Dear Mark: Every basic strategy card, blackjack book, and yes, you, recommend splitting eights against a dealer 10. Well, fear gets the better of me, and I depart from correct play and just hit instead of splitting the pair. So what should I do about a hand that always seems to haunt me? Hit, split or play the hunch?
You're right, Scott, eights against a 10 is a phantasmal hand that stalks most players like Marley's ghost.
As my readers know, blackjack is a game where the proper hit, stand, splitting and doubling decisions are necessary in order to cut the house edge down to a minimum. These proper decisions are called basic strategy and have been arrived at by computer simulations of millions of hands.

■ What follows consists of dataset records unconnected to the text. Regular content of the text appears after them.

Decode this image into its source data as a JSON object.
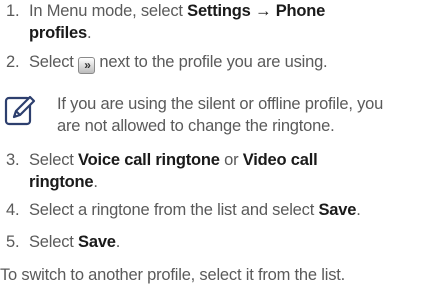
{
  "steps": [
    {
      "num": "1.",
      "line1": [
        "In Menu mode, select ",
        "Settings → Phone"
      ],
      "line2": "profiles",
      "line2_tail": "."
    },
    {
      "num": "2.",
      "before": "Select ",
      "icon_glyph": "»",
      "after": " next to the profile you are using."
    },
    {
      "num": "3.",
      "line1": [
        "Select ",
        "Voice call ringtone",
        " or ",
        "Video call"
      ],
      "line2": "ringtone",
      "line2_tail": "."
    },
    {
      "num": "4.",
      "before": "Select a ringtone from the list and select ",
      "bold": "Save",
      "after": "."
    },
    {
      "num": "5.",
      "before": "Select ",
      "bold": "Save",
      "after": "."
    }
  ],
  "note": {
    "icon": "note-pencil-icon",
    "line1": "If you are using the silent or offline profile, you",
    "line2": "are not allowed to change the ringtone."
  },
  "footer": "To switch to another profile, select it from the list."
}
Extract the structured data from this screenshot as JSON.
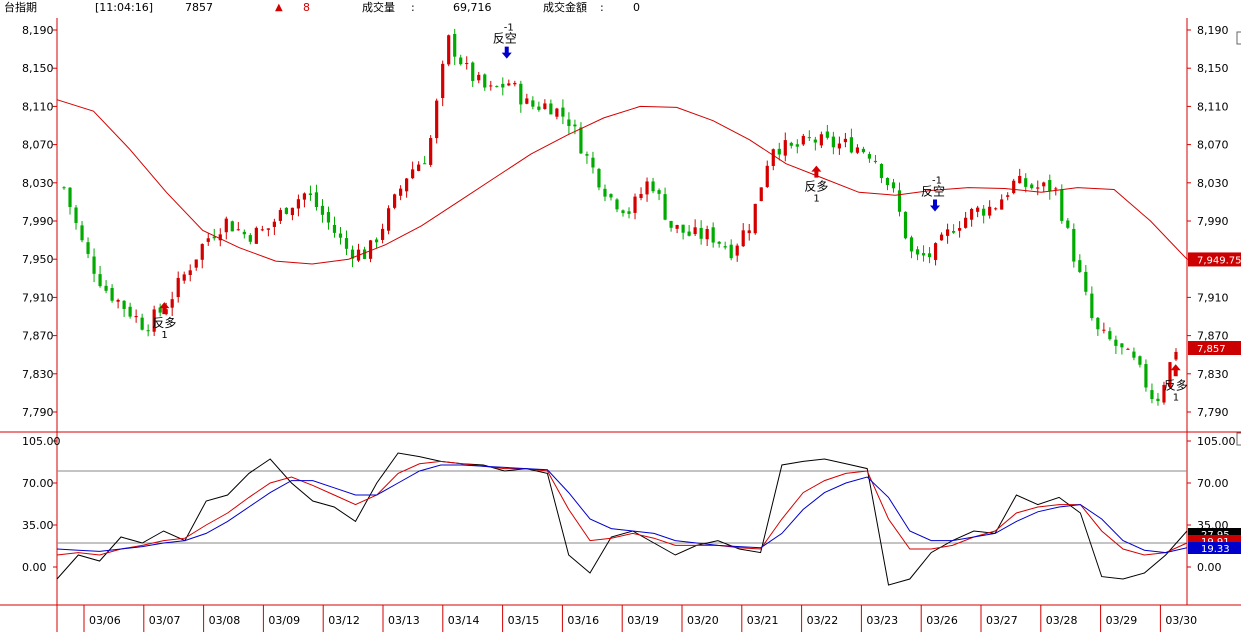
{
  "header": {
    "symbol": "台指期",
    "time": "[11:04:16]",
    "price": "7857",
    "change_arrow": "▲",
    "change": "8",
    "volume_label": "成交量",
    "volume_sep": ":",
    "volume": "69,716",
    "amount_label": "成交金額",
    "amount_sep": ":",
    "amount": "0"
  },
  "colors": {
    "up": "#d40000",
    "down": "#00aa00",
    "ma": "#d40000",
    "k": "#000000",
    "d": "#d40000",
    "j": "#0000cc",
    "ref": "#888888",
    "axis": "#d40000",
    "price_box": "#cc0000"
  },
  "chart_data": [
    {
      "type": "candlestick",
      "title": "",
      "ylim": [
        7770,
        8210
      ],
      "yticks": [
        "8,190",
        "8,150",
        "8,110",
        "8,070",
        "8,030",
        "7,990",
        "7,950",
        "7,910",
        "7,870",
        "7,830",
        "7,790"
      ],
      "ytick_values": [
        8190,
        8150,
        8110,
        8070,
        8030,
        7990,
        7950,
        7910,
        7870,
        7830,
        7790
      ],
      "x_dates": [
        "03/06",
        "03/07",
        "03/08",
        "03/09",
        "03/12",
        "03/13",
        "03/14",
        "03/15",
        "03/16",
        "03/19",
        "03/20",
        "03/21",
        "03/22",
        "03/23",
        "03/26",
        "03/27",
        "03/28",
        "03/29",
        "03/30"
      ],
      "close_guide": [
        8025,
        7960,
        7920,
        7900,
        7880,
        7900,
        7935,
        7970,
        7990,
        7975,
        7980,
        8005,
        8020,
        7990,
        7960,
        7955,
        7995,
        8040,
        8060,
        8180,
        8145,
        8125,
        8135,
        8110,
        8112,
        8095,
        8050,
        8015,
        8000,
        8035,
        7985,
        7975,
        7975,
        7960,
        7990,
        8070,
        8065,
        8075,
        8070,
        8070,
        8060,
        8020,
        7950,
        7955,
        7985,
        8000,
        8005,
        8030,
        8025,
        8025,
        7950,
        7875,
        7860,
        7840,
        7800,
        7857
      ],
      "ma_line": [
        8117,
        8105,
        8065,
        8020,
        7980,
        7962,
        7948,
        7945,
        7950,
        7965,
        7985,
        8010,
        8035,
        8060,
        8080,
        8098,
        8110,
        8109,
        8095,
        8075,
        8050,
        8035,
        8020,
        8017,
        8022,
        8025,
        8024,
        8020,
        8025,
        8023,
        7990,
        7950
      ],
      "ma_label": "7,949.75",
      "price_label": "7,857",
      "signals": [
        {
          "kind": "long",
          "label": "反多",
          "num": "1",
          "x_pct": 0.095,
          "price": 7905
        },
        {
          "kind": "short",
          "label": "反空",
          "num": "-1",
          "x_pct": 0.398,
          "price": 8160
        },
        {
          "kind": "long",
          "label": "反多",
          "num": "1",
          "x_pct": 0.672,
          "price": 8048
        },
        {
          "kind": "short",
          "label": "反空",
          "num": "-1",
          "x_pct": 0.777,
          "price": 8000
        },
        {
          "kind": "long",
          "label": "反多",
          "num": "1",
          "x_pct": 0.99,
          "price": 7840
        }
      ]
    },
    {
      "type": "line",
      "title": "",
      "ylim": [
        -45,
        115
      ],
      "yticks": [
        "105.00",
        "70.00",
        "35.00",
        "0.00"
      ],
      "ytick_values": [
        105,
        70,
        35,
        0
      ],
      "ref_lines": [
        80,
        20
      ],
      "series": [
        {
          "name": "",
          "values": [
            -10,
            10,
            5,
            25,
            20,
            30,
            22,
            55,
            60,
            78,
            90,
            70,
            55,
            50,
            38,
            70,
            95,
            92,
            88,
            86,
            85,
            80,
            82,
            78,
            10,
            -5,
            25,
            30,
            20,
            10,
            18,
            22,
            15,
            12,
            85,
            88,
            90,
            86,
            82,
            -15,
            -10,
            12,
            22,
            30,
            28,
            60,
            52,
            58,
            45,
            -8,
            -10,
            -5,
            10,
            30
          ]
        },
        {
          "name": "",
          "values": [
            10,
            12,
            10,
            15,
            18,
            22,
            24,
            35,
            45,
            58,
            70,
            75,
            68,
            60,
            52,
            60,
            78,
            86,
            88,
            86,
            84,
            82,
            82,
            80,
            48,
            22,
            24,
            28,
            24,
            18,
            18,
            18,
            16,
            15,
            40,
            62,
            72,
            78,
            80,
            40,
            15,
            15,
            18,
            25,
            30,
            45,
            50,
            52,
            52,
            30,
            15,
            10,
            12,
            20
          ]
        },
        {
          "name": "",
          "values": [
            15,
            14,
            13,
            15,
            17,
            20,
            22,
            28,
            38,
            50,
            62,
            72,
            72,
            66,
            60,
            60,
            70,
            80,
            85,
            85,
            84,
            83,
            82,
            81,
            62,
            40,
            32,
            30,
            28,
            22,
            20,
            18,
            17,
            16,
            28,
            48,
            62,
            70,
            75,
            58,
            30,
            22,
            22,
            25,
            28,
            38,
            46,
            50,
            52,
            40,
            22,
            14,
            12,
            16
          ]
        }
      ],
      "series_labels": [
        "27.95",
        "19.91",
        "19.33"
      ]
    }
  ]
}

But fallacious logic tells you that splitting this hand creates two losers. Seems every time you split those eights you get, at best, two 10s. Then the dealer always has a nine or 10 in the hole, and bang, the jingling you hear is not Marley's forged chains but all your money falling into the dealer's tray.
So what happens to the average player? He starts deviating from basic strategy because FEAR sets in. The FEAR is actually False Evidence Appearing Real. FEAR camouflages the logic of computer studies. But according to basic strategy, the proper move is to split 8s if the game you're playing doesn't allow surrender. Why? Because you will lose more money in the long run if you hit instead of splitting.

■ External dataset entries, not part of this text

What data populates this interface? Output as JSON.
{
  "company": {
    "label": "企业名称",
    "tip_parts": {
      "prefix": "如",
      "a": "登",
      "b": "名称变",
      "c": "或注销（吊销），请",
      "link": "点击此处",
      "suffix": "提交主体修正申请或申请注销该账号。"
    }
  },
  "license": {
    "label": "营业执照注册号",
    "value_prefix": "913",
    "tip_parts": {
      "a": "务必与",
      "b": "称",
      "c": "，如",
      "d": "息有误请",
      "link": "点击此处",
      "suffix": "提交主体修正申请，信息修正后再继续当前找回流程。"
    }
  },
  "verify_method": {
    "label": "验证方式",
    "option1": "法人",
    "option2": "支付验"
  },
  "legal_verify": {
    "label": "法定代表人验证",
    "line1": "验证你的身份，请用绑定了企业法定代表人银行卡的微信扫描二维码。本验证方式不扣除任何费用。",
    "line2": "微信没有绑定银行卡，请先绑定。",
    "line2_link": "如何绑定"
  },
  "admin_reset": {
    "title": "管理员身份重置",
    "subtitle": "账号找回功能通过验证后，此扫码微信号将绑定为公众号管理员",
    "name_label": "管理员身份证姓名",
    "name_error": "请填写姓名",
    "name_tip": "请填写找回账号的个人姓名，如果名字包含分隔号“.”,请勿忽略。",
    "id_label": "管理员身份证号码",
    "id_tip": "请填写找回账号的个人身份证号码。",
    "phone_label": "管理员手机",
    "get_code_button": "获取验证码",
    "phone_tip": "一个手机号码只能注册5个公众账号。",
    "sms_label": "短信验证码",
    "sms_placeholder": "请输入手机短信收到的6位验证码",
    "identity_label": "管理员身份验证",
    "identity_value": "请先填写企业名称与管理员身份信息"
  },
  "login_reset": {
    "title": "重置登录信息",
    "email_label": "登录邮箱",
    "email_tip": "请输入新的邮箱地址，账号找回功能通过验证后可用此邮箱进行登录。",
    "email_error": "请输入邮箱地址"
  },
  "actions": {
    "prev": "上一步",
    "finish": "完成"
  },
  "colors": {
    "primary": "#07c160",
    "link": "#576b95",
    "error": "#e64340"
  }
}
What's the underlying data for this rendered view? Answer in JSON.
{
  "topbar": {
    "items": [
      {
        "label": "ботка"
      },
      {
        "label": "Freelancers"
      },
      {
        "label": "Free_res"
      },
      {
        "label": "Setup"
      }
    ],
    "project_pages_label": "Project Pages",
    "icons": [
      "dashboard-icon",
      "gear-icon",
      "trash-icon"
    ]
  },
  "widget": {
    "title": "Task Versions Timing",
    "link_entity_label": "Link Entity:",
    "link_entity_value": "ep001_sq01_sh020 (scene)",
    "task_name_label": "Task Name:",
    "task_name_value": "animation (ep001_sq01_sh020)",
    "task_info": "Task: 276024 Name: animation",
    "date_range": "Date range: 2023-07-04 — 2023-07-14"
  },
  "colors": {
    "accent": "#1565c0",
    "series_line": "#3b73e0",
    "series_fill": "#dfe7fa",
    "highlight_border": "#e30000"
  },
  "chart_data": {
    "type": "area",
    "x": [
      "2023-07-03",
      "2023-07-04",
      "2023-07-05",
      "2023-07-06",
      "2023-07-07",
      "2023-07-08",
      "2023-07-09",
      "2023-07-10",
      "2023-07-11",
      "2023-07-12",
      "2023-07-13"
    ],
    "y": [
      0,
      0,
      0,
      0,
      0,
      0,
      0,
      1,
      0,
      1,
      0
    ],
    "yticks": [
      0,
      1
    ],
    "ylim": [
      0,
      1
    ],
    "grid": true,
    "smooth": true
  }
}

Mathematically, when you just hit the hand, you will lose $51 for every $100 wagered. However, if you split, you will lose $44 for every $100 bet. A seven dollar difference for every hundred dollars wagered. Granted, Scott, it's a character builder to come out of pocket with additional money, but the key behind basic strategy is: Win more money not necessarily more hands.
Dear Mark: I've been around computers since 1978 and some folks even call me a computer genius. My new project is to develop a hand-held computer I can conceal in my pocket and try counting cards with much more accuracy. What are the risks/consequences if caught with a hand-held computing device in my possession in a casino?

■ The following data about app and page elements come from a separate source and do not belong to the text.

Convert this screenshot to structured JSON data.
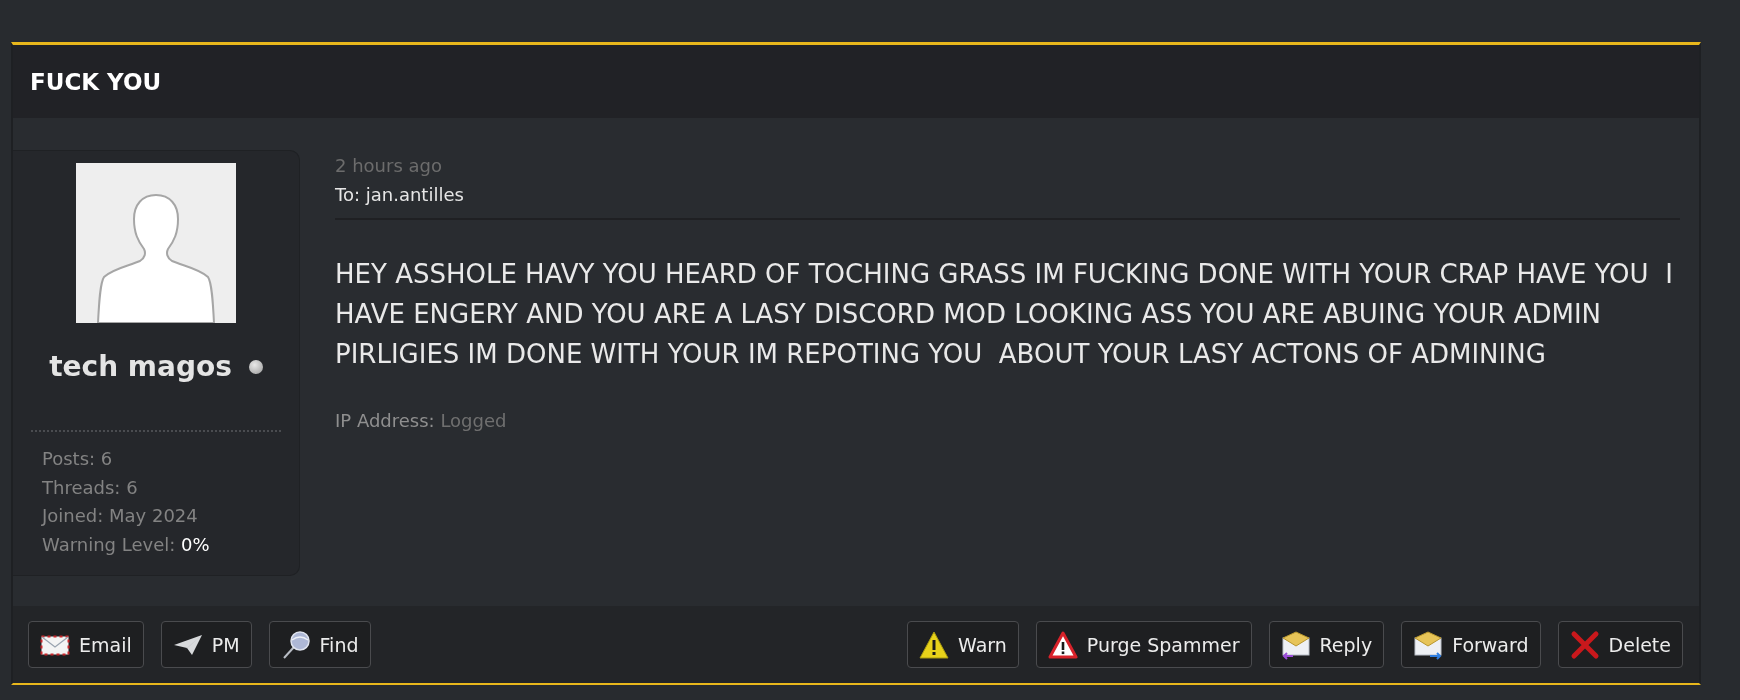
{
  "thread": {
    "title": "FUCK YOU"
  },
  "author": {
    "name": "tech magos",
    "online": false,
    "stats": [
      {
        "label": "Posts:",
        "value": "6"
      },
      {
        "label": "Threads:",
        "value": "6"
      },
      {
        "label": "Joined:",
        "value": "May 2024"
      }
    ],
    "warning_level": {
      "label": "Warning Level:",
      "value": "0%"
    }
  },
  "message": {
    "time": "2 hours ago",
    "recipient": "To: jan.antilles",
    "body": "HEY ASSHOLE HAVY YOU HEARD OF TOCHING GRASS IM FUCKING DONE WITH YOUR CRAP HAVE YOU  I HAVE ENGERY AND YOU ARE A LASY DISCORD MOD LOOKING ASS YOU ARE ABUING YOUR ADMIN PIRLIGIES IM DONE WITH YOUR IM REPOTING YOU  ABOUT YOUR LASY ACTONS OF ADMINING",
    "ip": {
      "label": "IP Address:",
      "value": "Logged"
    }
  },
  "actions_left": [
    {
      "kind": "email",
      "label": "Email"
    },
    {
      "kind": "pm",
      "label": "PM"
    },
    {
      "kind": "find",
      "label": "Find"
    }
  ],
  "actions_right": [
    {
      "kind": "warn",
      "label": "Warn"
    },
    {
      "kind": "purge",
      "label": "Purge Spammer"
    },
    {
      "kind": "reply",
      "label": "Reply"
    },
    {
      "kind": "forward",
      "label": "Forward"
    },
    {
      "kind": "delete",
      "label": "Delete"
    }
  ]
}
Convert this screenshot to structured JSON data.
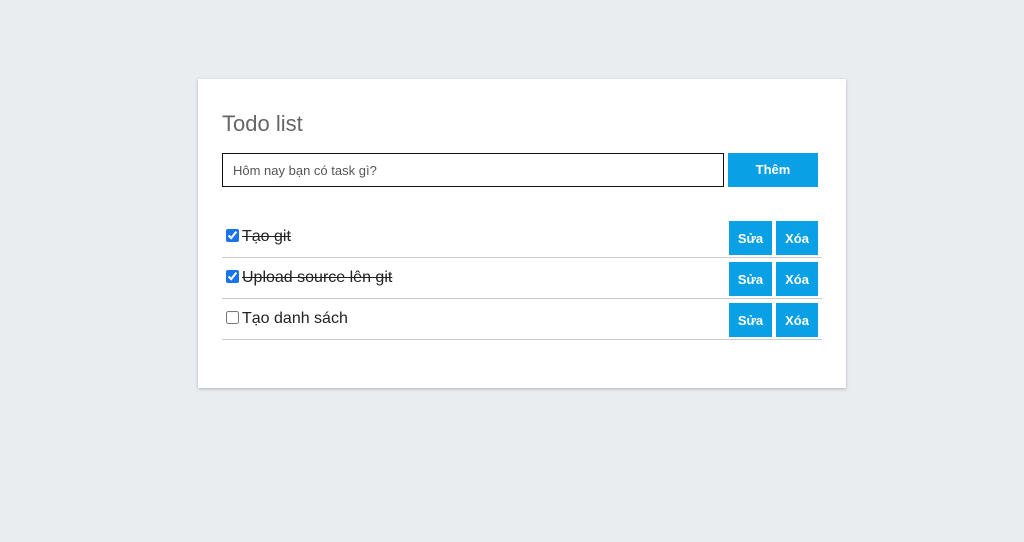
{
  "app": {
    "title": "Todo list"
  },
  "form": {
    "input_placeholder": "Hôm nay bạn có task gì?",
    "input_value": "",
    "add_label": "Thêm"
  },
  "todos": [
    {
      "label": "Tạo git",
      "done": true,
      "edit_label": "Sửa",
      "delete_label": "Xóa"
    },
    {
      "label": "Upload source lên git",
      "done": true,
      "edit_label": "Sửa",
      "delete_label": "Xóa"
    },
    {
      "label": "Tạo danh sách",
      "done": false,
      "edit_label": "Sửa",
      "delete_label": "Xóa"
    }
  ],
  "colors": {
    "accent": "#0aa0e6",
    "background": "#e9edf0",
    "card": "#ffffff",
    "title": "#666666"
  }
}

Dear Anonymous, allow me to let Beavis and Butthead spell it out for you: "Just because you own a computer doesn't mean you still can't be stupid."
Dear Mark: I have been following your advice and making casino bets that have less than a two percent house advantage. I now consider myself a reformed player. My blockhead brother on the other hand makes bets with no rhyme or reason. Since we both play craps, show me why my pass line bet versus his favorite bet, hardway sixes and eights, will always do better?
Susan, by using a simple mathematical formula, I will prove that by playing smart, your play will generally outperform your brother's.
Let's first analyze your action, Susan. A pass line bet, with no odds, has a house advantage of 1.4%. With a $5 wager and 50 playing decisions per hour, your theoretical loss (all bets lose over time) is $5 X 50 X 0.014, or $3.50 per hour. Relatively cheap entertainment. In comparison, your brother's bet, the hard six or eight, has a house advantage of 9.1%. The damage to his bankroll would be $5 X 50 X 0.091, or $22.75 in the same amount of time. Multiply that by 15 hours of play and you've got a sniveling, unhappy camper with a long car ride home.
Sibling rivalry aside, glad to see you're reforming your play. Now let's convert the blockhead.